Extracted entries:

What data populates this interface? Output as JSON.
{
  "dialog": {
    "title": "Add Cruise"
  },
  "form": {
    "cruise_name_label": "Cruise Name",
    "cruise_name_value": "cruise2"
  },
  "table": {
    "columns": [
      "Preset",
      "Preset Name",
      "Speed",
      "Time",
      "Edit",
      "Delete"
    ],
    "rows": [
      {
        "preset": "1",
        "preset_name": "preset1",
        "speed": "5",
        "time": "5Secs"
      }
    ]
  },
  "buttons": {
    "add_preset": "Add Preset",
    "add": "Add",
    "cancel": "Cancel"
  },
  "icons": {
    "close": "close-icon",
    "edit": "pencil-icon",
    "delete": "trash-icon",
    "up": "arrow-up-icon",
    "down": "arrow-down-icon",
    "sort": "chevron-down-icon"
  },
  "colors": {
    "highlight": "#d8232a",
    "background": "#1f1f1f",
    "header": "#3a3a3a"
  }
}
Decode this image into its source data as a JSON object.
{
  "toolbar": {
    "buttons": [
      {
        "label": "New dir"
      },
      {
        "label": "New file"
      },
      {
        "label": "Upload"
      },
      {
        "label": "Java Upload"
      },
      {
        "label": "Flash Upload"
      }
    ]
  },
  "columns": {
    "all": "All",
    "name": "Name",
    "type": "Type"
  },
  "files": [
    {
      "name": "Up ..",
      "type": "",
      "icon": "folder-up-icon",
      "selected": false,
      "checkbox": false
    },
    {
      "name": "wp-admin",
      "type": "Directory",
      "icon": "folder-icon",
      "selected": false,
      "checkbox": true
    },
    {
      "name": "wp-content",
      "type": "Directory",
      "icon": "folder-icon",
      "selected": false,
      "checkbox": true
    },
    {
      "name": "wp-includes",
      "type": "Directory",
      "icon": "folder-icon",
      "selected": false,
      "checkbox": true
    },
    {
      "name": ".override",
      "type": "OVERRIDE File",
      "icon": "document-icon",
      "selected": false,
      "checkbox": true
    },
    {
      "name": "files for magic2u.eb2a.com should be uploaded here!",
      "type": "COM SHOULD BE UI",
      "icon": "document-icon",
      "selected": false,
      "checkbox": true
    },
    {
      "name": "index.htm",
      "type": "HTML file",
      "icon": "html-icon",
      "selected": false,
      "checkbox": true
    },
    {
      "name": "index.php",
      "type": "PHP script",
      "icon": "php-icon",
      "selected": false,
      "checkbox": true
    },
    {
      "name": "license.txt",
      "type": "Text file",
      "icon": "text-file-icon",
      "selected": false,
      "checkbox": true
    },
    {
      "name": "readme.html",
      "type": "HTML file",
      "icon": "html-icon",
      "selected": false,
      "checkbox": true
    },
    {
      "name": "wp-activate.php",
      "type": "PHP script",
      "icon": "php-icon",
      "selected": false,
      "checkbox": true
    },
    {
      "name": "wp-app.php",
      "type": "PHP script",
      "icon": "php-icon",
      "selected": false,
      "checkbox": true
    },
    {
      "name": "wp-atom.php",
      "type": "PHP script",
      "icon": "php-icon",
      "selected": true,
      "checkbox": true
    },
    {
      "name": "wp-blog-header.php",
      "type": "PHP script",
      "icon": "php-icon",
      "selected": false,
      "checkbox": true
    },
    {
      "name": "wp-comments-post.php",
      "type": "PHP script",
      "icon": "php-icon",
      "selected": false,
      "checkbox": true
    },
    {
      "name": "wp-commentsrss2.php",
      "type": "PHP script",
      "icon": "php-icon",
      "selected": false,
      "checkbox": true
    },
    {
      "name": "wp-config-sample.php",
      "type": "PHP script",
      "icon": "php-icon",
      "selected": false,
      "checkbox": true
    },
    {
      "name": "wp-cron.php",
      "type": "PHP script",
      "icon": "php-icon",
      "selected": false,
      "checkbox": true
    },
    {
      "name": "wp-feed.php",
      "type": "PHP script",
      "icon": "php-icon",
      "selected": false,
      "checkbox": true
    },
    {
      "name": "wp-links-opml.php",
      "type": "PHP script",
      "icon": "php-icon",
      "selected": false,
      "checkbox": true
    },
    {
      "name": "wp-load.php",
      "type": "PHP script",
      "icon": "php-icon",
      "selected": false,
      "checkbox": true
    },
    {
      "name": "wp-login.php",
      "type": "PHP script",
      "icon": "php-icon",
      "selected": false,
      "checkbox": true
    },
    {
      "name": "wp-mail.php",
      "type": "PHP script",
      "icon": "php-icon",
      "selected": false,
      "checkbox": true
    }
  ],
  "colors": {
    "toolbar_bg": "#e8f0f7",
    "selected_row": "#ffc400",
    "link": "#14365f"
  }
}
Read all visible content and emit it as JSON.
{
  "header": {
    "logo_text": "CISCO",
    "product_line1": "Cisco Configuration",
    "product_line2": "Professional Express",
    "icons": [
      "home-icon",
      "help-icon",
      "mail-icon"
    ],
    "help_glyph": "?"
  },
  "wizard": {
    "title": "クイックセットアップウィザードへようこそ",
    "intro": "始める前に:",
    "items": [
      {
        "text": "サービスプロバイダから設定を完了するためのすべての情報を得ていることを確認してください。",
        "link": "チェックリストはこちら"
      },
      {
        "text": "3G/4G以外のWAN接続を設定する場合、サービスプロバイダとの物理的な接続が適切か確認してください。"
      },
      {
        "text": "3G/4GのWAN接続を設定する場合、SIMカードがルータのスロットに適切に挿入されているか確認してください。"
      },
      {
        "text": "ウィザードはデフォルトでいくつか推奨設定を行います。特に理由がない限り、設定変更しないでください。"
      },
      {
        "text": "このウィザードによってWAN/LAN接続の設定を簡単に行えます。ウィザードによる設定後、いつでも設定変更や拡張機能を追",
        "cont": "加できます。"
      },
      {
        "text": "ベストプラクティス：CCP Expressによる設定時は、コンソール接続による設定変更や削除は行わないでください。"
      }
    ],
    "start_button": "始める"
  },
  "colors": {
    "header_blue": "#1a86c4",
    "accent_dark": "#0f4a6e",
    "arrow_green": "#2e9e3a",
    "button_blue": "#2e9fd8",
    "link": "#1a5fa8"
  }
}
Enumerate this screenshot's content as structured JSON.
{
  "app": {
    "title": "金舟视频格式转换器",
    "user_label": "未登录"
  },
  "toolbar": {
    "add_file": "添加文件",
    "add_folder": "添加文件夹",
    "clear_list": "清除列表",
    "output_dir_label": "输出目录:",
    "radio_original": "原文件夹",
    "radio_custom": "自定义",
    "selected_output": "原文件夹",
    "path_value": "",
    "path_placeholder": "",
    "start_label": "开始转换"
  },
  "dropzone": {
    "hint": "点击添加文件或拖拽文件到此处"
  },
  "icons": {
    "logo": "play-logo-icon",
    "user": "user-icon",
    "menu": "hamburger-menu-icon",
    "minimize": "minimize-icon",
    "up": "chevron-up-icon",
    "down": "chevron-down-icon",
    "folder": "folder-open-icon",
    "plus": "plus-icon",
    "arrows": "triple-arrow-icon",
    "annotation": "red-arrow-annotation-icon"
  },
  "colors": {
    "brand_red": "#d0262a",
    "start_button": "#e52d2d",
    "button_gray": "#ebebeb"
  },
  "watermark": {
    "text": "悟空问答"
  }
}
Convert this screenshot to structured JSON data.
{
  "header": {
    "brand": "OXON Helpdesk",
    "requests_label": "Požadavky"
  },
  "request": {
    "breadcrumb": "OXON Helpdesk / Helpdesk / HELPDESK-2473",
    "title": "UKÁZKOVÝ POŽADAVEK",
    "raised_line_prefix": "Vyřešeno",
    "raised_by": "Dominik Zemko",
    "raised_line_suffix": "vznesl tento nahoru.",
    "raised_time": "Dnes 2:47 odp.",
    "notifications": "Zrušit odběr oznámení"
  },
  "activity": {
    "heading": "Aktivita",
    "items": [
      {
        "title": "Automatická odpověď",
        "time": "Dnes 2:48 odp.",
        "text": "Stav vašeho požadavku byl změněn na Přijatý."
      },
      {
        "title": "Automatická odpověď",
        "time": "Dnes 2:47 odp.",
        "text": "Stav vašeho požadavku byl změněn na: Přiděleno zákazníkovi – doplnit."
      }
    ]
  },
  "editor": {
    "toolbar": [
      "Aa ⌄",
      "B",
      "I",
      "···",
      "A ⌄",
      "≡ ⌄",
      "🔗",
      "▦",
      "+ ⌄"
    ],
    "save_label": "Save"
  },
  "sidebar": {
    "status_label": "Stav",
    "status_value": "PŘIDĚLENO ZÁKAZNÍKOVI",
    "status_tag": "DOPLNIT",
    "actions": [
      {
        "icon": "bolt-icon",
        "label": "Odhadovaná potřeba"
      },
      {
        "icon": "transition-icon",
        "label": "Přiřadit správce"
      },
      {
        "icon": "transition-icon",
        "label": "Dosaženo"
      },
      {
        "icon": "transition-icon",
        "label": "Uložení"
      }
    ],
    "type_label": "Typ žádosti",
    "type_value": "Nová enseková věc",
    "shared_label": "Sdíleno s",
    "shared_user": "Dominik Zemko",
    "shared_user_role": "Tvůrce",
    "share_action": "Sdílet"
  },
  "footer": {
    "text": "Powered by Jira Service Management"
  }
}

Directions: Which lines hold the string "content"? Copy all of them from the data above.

The answer:
      "name": "wp-content",
Read all visible content and emit it as JSON.
Enumerate this screenshot's content as structured JSON.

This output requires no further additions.